Everyday items at home and in public places, such as door handles and keyboards, may have traces of the virus on them. People usually become infected by picking up the virus on their hands from contaminated objects, and then placing their hands near their nose or mouth. It is also possible to breathe in the virus if it is suspended in airborne droplets.
Breathing in irritant substances
Bronchitis can also be triggered by breathing in irritant substances, such as smog, chemicals in household products or tobacco smoke.
Smoking is the main cause of long-term (chronic) bronchitis, and it can affect people who inhale second-hand smoke, as well as smokers themselves.
You may also be at risk of bronchitis and other forms of chronic obstructive pulmonary disease (COPD) if you are often exposed to materials that can damage your lungs, such as:
textiles (fabric fibres)
This is sometimes referred to as "occupational bronchitis", and usually eases once you are no longer exposed to the irritant substance.
You can also read the Health and Safety Executive's 2013 report on COPD in Great Britain attributed to occupational exposure (PDF, 58kb).
Most cases of bronchitis do not require treatment from a GP, and the symptoms can be easily managed at home.
There is no cure for chronic bronchitis, but healthy living will help. In particular, you should stop smoking, if you smoke.
Managing symptoms at home
If you have bronchitis:
get plenty of rest
drink lots of fluids – this helps prevent dehydration and thins the mucus in your lungs, making it easier to cough up
treat headaches, fever, and aches and pains with paracetamol or ibuprofen – although ibuprofen is not recommended if you have asthma
The Medicines and Healthcare Products Regulatory Agency (MHRA) has recommended that over-the-counter cough medicines should not be given to children under the age of six.
As an alternative to an over-the-counter cough medicine, try making your own mixture of honey and lemon, which can help soothe a sore throat and ease your cough.
If you smoke, you should stop immediately. Smoking aggravates bronchitis and increases your risk of developing a long-term (chronic) condition.
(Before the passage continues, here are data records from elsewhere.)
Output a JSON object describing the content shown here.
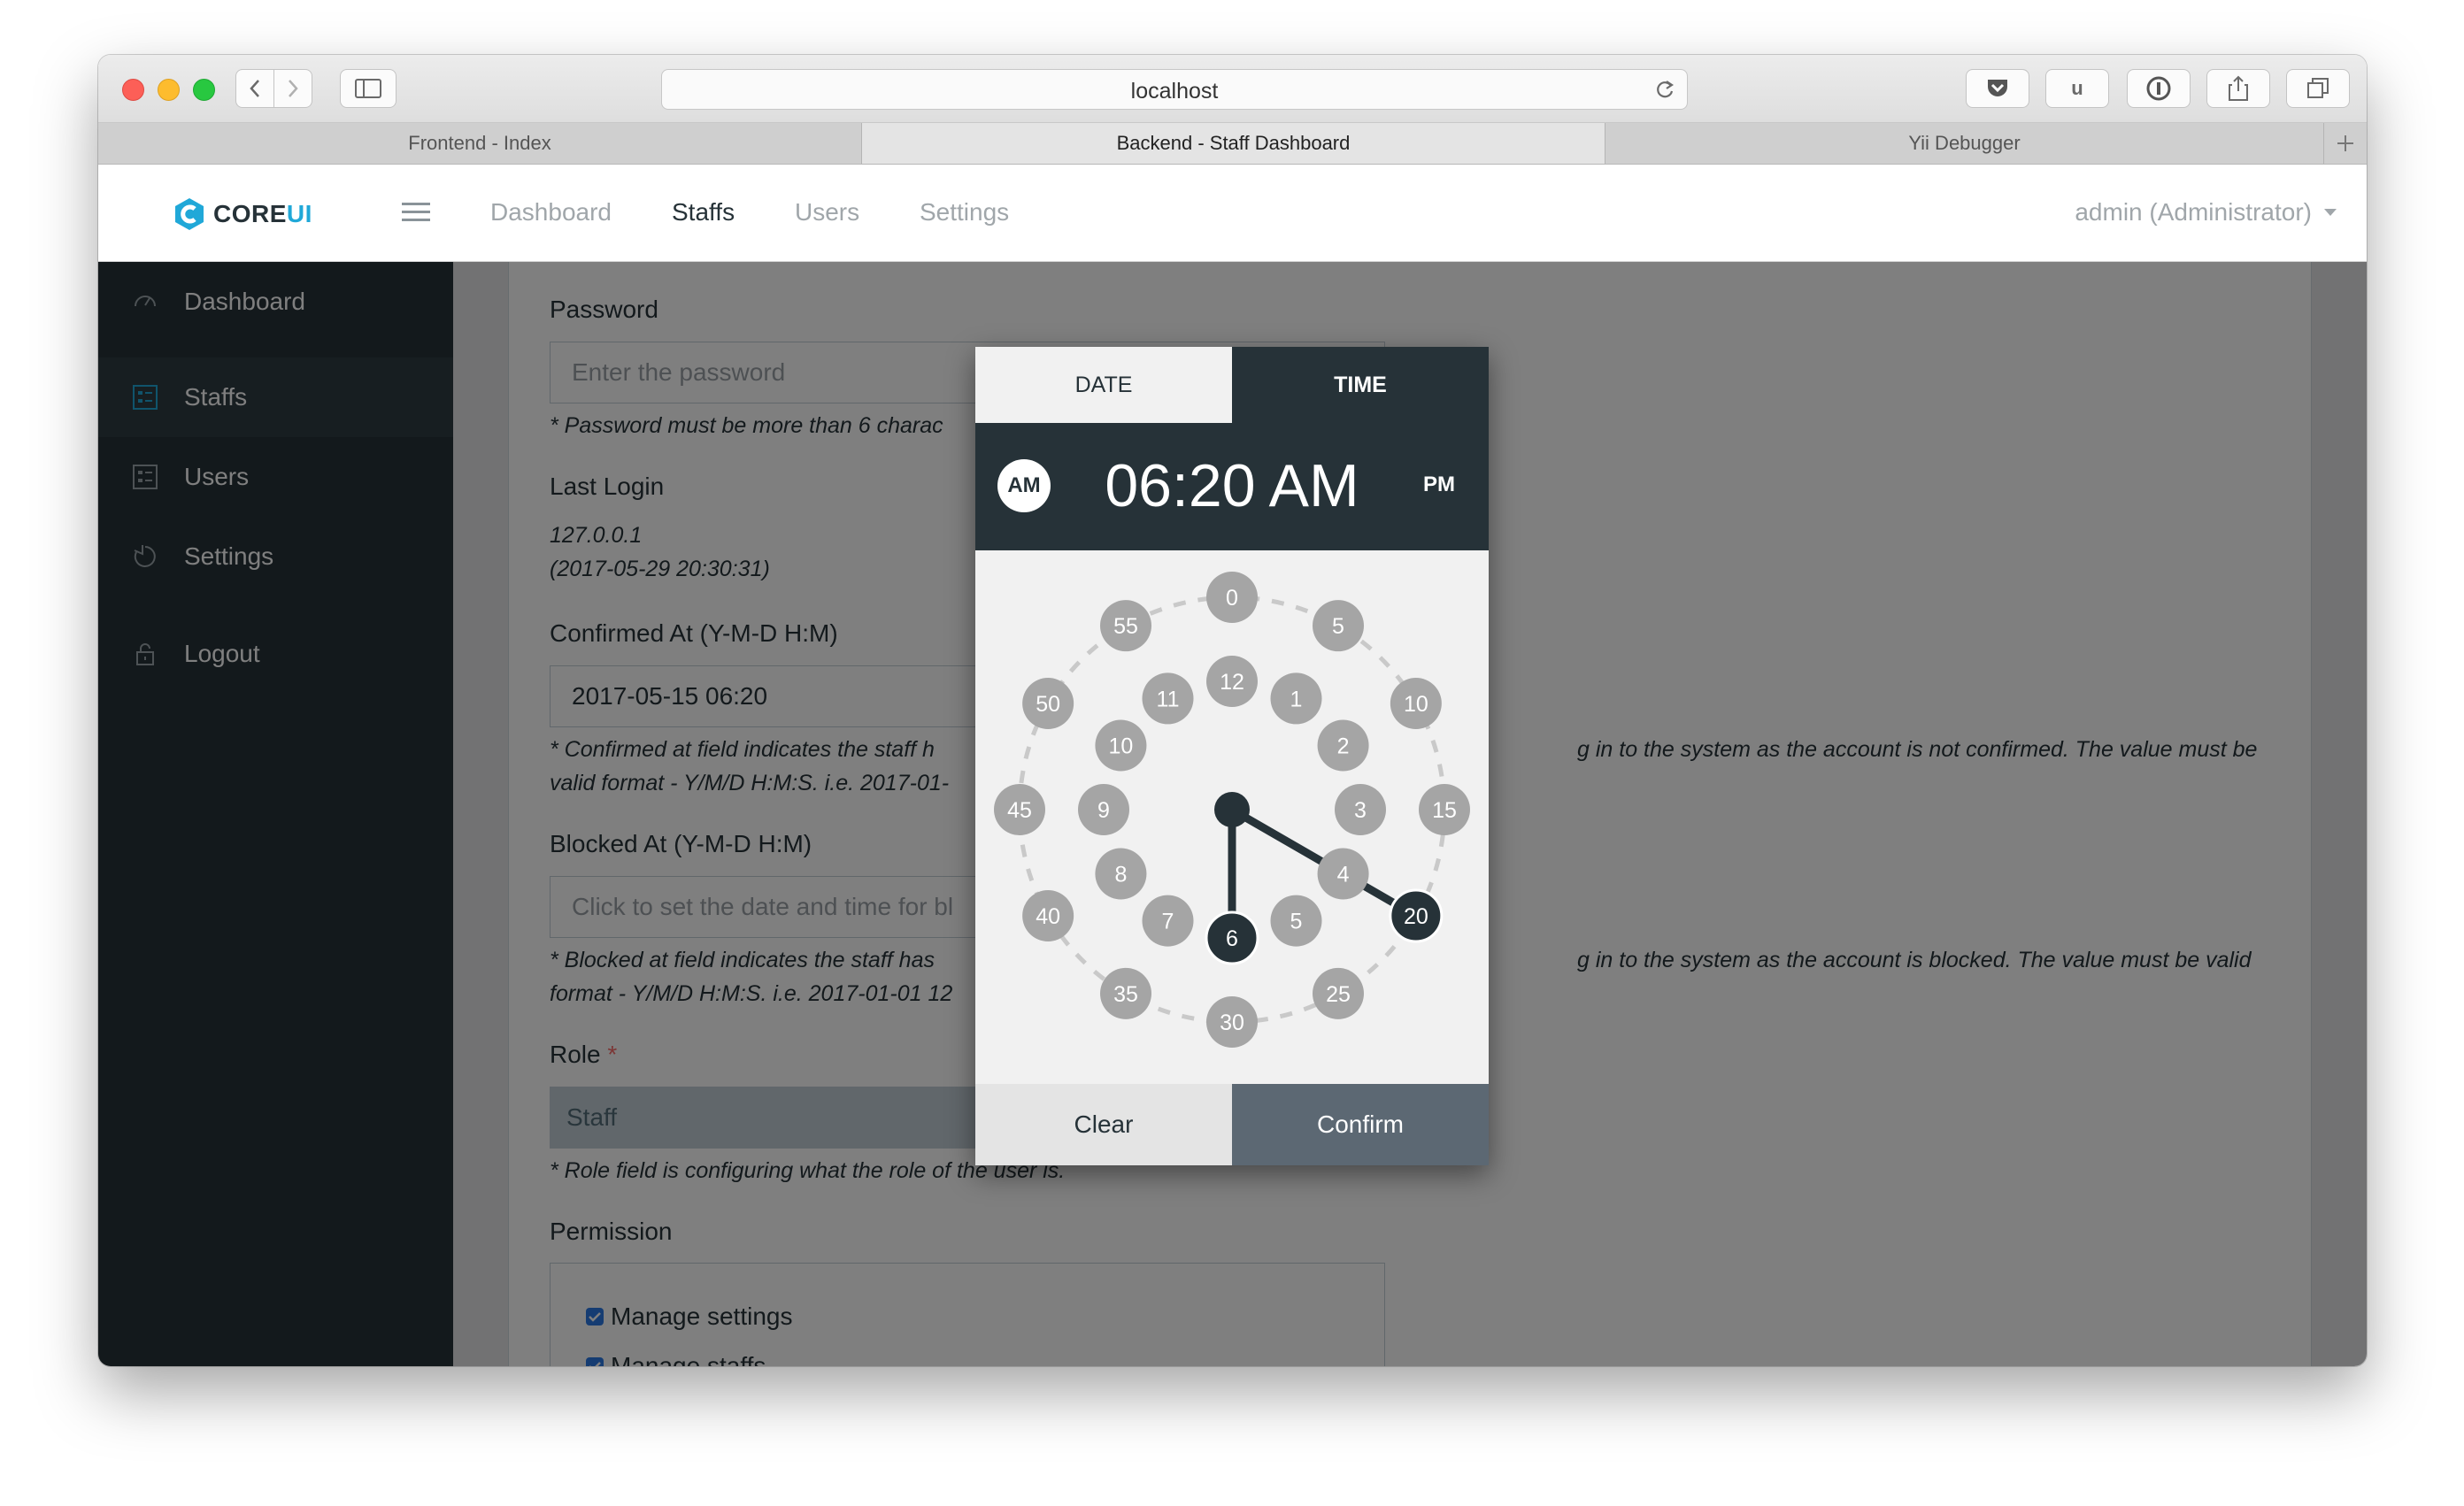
{
  "browser": {
    "url": "localhost",
    "tabs": [
      "Frontend - Index",
      "Backend - Staff Dashboard",
      "Yii Debugger"
    ],
    "toolbar_u": "u"
  },
  "header": {
    "logo_core": "CORE",
    "logo_ui": "UI",
    "nav": [
      "Dashboard",
      "Staffs",
      "Users",
      "Settings"
    ],
    "user": "admin (Administrator)"
  },
  "sidebar": {
    "items": [
      {
        "label": "Dashboard",
        "icon": "speedometer-icon"
      },
      {
        "label": "Staffs",
        "icon": "grid-list-icon"
      },
      {
        "label": "Users",
        "icon": "grid-list-icon"
      },
      {
        "label": "Settings",
        "icon": "pie-chart-icon"
      },
      {
        "label": "Logout",
        "icon": "lock-icon"
      }
    ]
  },
  "form": {
    "password_label": "Password",
    "password_placeholder": "Enter the password",
    "password_help": "* Password must be more than 6 charac",
    "last_login_label": "Last Login",
    "last_login_ip": "127.0.0.1",
    "last_login_time": "(2017-05-29 20:30:31)",
    "confirmed_label": "Confirmed At (Y-M-D H:M)",
    "confirmed_value": "2017-05-15 06:20",
    "confirmed_help_1a": "* Confirmed at field indicates the staff h",
    "confirmed_help_1b": "g in to the system as the account is not confirmed. The value must be",
    "confirmed_help_2": "valid format - Y/M/D H:M:S. i.e. 2017-01-",
    "blocked_label": "Blocked At (Y-M-D H:M)",
    "blocked_placeholder": "Click to set the date and time for bl",
    "blocked_help_1a": "* Blocked at field indicates the staff has",
    "blocked_help_1b": "g in to the system as the account is blocked. The value must be valid",
    "blocked_help_2": "format - Y/M/D H:M:S. i.e. 2017-01-01 12",
    "role_label": "Role",
    "role_required": "*",
    "role_value": "Staff",
    "role_help": "* Role field is configuring what the role of the user is.",
    "permission_label": "Permission",
    "permissions": [
      "Manage settings",
      "Manage staffs"
    ]
  },
  "picker": {
    "tab_date": "DATE",
    "tab_time": "TIME",
    "am": "AM",
    "pm": "PM",
    "time": "06:20 AM",
    "selected_hour": "6",
    "selected_minute": "20",
    "minutes": [
      "0",
      "5",
      "10",
      "15",
      "20",
      "25",
      "30",
      "35",
      "40",
      "45",
      "50",
      "55"
    ],
    "hours": [
      "12",
      "1",
      "2",
      "3",
      "4",
      "5",
      "6",
      "7",
      "8",
      "9",
      "10",
      "11"
    ],
    "clear": "Clear",
    "confirm": "Confirm",
    "colors": {
      "dark": "#263238",
      "bubble": "#a5a5a5",
      "confirm_bg": "#5c6873"
    }
  }
}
Stopping smoking while you have bronchitis can also be the perfect opportunity to quit altogether.
Your GP will not routinely prescribe antibiotics, as bronchitis is nearly always caused by a virus. Antibiotics have no effect on viruses, and prescribing them when they are unnecessary can, over time, make bacteria more resistant to antibiotic treatment.
Your GP will only prescribe antibiotics if you have an increased risk of developing complications, such as pneumonia. Antibiotics may be recommended for:
elderly people over the age of 80
people with a history of heart, lung, kidney or liver disease
people with a weakened immune system, which could be the result of an underlying condition or a side effect of a treatment such as steroid medication
people with cystic fibrosis
If you are prescribed antibiotics for bronchitis, it is likely to be a five-day course of amoxicillin, oxytetracycline or doxycycline.
Possible side effects of these medicines include nausea, vomiting and diarrhoea, but they are uncommon.
Chronic bronchitis is treated in the same way as chronic obstructive pulmonary disease (COPD).
a type of medication called mucolytics can be used to make mucus easier to cough up
an exercise programme known as pulmonary rehabilitation can help you cope better with your symptoms
Stopping smoking is also very important if you have been diagnosed with chronic bronchitis or COPD.